Thursday, April 17, 2008

UCSD cloud computing project named 1 of "25 radical network research projects you should know about"

NetworkWorld just came out with a "25 radical network research projects you should know about" list. The bandwidth control in the clouds research project from UC San Diego's computer science department made the list.

UPDATE APRIL 21: this story made it to Slashdot:

Coolest University Tech Lab Projects in the Works
from the tuition-begets-intuition dept.
posted by timothy on Sunday April 20, @01:10 (Education)

Here is the main idea of the award winning paper:

If half your company’s bandwidth is allocated to your mirror in New York, and it’s the middle of the night there, and your sites in London and Tokyo are slammed, that New York bandwidth is going to waste. UC San Diego computer scientists have designed, implemented, and evaluated a new bandwidth management system for cloud-based applications capable of solving this problem.

The UCSD algorithm enables distributed rate limiters to work together to enforce global bandwidth rate limits, and dynamically shift bandwidth allocations across multiple sites or networks, according to current network demand. "

The UCSD computer scientists presented this work at the premeir networking conference last year, SIGCOMM 2007, where it won the 2007 SIGCOMM best student paper award – the top prize at the conference. (Congrats to Barath Raghavan)

Read the full press release here.

Paper citation: "Cloud Control with Distributed Rate Limiting," by B. Raghavan, K. Vishwanath, S. Rambhadran, K. Yocum, and A. C. Snoeren," in Proceedings of the ACM SIGCOMM Conference(SIGCOMM '07), Kyoto, Japan, August 2007.

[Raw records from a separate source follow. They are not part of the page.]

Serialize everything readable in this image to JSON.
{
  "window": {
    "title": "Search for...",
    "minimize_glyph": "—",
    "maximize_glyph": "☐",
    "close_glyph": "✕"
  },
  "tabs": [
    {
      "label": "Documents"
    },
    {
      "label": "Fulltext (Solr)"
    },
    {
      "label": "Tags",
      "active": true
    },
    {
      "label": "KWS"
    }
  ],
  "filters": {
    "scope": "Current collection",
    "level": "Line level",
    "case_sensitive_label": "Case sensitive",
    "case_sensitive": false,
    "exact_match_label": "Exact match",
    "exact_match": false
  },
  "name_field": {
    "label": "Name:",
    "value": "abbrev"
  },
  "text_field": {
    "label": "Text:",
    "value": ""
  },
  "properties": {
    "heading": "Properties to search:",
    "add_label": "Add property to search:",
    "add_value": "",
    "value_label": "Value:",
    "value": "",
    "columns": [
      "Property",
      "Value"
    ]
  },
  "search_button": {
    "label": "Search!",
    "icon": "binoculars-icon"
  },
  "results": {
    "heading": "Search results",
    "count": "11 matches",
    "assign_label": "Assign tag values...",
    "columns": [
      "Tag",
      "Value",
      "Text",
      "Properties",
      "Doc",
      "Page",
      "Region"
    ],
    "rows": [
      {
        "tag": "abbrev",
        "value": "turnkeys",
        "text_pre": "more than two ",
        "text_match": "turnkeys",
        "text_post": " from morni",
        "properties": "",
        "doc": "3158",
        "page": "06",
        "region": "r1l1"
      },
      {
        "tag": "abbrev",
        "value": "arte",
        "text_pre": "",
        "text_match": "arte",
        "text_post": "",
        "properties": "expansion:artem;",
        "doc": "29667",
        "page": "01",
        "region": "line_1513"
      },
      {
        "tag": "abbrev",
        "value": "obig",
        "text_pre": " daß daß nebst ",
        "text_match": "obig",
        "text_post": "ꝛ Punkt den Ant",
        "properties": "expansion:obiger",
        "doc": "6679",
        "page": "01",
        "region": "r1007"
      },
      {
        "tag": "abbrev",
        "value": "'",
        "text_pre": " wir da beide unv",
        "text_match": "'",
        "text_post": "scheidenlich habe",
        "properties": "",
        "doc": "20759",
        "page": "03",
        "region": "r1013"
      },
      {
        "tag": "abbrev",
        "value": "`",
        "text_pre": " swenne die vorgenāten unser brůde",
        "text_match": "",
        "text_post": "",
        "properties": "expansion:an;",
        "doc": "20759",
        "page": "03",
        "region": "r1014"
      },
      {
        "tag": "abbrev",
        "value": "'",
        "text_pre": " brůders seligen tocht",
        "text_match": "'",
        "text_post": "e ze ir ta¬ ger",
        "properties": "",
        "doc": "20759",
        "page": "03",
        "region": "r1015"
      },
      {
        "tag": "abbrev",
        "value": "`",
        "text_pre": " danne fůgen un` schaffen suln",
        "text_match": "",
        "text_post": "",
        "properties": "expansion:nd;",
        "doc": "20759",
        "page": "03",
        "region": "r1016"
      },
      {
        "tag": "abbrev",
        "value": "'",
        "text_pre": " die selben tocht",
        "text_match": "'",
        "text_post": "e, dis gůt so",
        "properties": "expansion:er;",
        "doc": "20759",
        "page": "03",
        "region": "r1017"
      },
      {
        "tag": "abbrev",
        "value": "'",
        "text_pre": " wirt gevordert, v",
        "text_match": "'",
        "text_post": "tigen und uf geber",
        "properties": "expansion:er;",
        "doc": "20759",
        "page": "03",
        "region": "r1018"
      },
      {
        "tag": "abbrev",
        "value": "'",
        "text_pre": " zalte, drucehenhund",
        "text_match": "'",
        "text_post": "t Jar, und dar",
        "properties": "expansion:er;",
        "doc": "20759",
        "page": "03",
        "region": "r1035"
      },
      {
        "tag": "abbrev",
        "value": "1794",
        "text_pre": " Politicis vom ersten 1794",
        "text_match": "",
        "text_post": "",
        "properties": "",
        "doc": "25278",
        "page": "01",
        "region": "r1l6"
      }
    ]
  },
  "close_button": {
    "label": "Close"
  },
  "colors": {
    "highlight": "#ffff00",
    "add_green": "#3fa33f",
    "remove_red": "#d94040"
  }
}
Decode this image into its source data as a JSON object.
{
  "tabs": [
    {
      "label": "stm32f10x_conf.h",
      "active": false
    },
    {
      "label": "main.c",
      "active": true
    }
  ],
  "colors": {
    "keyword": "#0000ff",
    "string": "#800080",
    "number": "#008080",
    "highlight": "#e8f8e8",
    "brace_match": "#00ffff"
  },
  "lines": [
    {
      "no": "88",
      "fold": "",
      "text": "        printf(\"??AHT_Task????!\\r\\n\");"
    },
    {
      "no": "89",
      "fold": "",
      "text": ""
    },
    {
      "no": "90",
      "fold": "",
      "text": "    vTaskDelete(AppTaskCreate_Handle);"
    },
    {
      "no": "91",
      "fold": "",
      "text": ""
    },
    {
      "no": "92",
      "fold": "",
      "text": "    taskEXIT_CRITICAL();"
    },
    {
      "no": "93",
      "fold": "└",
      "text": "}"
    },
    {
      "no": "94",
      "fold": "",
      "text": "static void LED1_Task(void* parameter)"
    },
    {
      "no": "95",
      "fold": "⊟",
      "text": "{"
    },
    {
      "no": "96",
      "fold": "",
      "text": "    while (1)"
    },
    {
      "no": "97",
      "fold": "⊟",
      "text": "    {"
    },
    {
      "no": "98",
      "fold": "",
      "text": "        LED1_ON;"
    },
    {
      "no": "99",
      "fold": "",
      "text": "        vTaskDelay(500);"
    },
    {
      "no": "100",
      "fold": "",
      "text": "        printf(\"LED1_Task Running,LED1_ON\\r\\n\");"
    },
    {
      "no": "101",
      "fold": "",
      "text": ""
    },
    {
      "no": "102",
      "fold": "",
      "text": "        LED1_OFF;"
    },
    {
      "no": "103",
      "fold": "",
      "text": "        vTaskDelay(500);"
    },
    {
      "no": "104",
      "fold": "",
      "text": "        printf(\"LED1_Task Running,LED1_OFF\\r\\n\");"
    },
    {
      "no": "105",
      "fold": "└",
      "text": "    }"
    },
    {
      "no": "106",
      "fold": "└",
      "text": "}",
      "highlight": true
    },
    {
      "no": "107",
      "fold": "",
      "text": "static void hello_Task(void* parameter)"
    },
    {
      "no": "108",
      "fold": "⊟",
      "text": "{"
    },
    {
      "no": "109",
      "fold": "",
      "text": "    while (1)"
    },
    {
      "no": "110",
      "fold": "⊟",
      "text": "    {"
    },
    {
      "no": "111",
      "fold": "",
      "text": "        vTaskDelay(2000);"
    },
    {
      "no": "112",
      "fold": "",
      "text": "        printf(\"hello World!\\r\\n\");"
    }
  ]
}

Funder: National Science Foundation (NSF)

Here is a picture of Barath Raghavan, the UCSD computer science PhD student "looking to the computing clouds."

Tuesday, April 15, 2008

Computer graphics fog and smoke machine

The light piercing the fog in the top image is smooth, realistic and computationally light-weight. Why? Because UC San Diego computer scientists have figured out a way to take the super-realistic-but-computationally-taxing "photon mapping" approach and put it on a computational diet. The result? A more efficient way to get extremely life like computer generated images, especially of scenes where light is passing through fog, smoke, dust or other "participating media."

The bottom image was created using the conventional photon mapping approach, but given the same computational "budget." You can get the same high quality image using the conventional approach, but it's going to take you a long time. Why? Because you have to sample the light at many many many points along the ray from the camera to the objects in the scene. If you don't do tons of sampling, then you'll miss light that is hanging out between the camera and the objects in the scene. And when you start missing a bunch of light, your image starts to get noisy, which is what you're seeing in the bottom image. Since there was not much room for heavy computation, the conventional approach to photon mapping had to make do with an inadequate number of light collection points along the ray.

Read the full press release here.

Check out the paper here.

Monday, April 14, 2008

Computer Science Startup on front page of Union Tribune on Sunday 13 April

Scott LaFee from the San Diego Union Tribune wrote a great story that ran on the Sunday 13 April 2008 issue, above the fold. Congratulations to computer science professor David Kriegman, and Satya Mallick, the freshly minted Jacobs School Ph.D. This pair came up with the "lipstick algorithms" that made way for which is the most realistic virtual makeover site on the Web. And it's free.
The promo video we made for the company launch was mentioned in the story. If you haven't watched the video, check it out here on YouTube.
UPDATE APRIL 21: The YouTube video now has more than 7,000 hits

Tuesday, April 1, 2008

Drug Development Bottleneck Eliminated

Determining the structure of unknown natural compounds is a slow and expensive part of drug screening and development – but this may now change thanks to a new combination of experimental and computational protocols developed at the University of California, San Diego and presented at RECOMB 2008 (Research in Computational Molecular Biology) on March 31 in Singapore.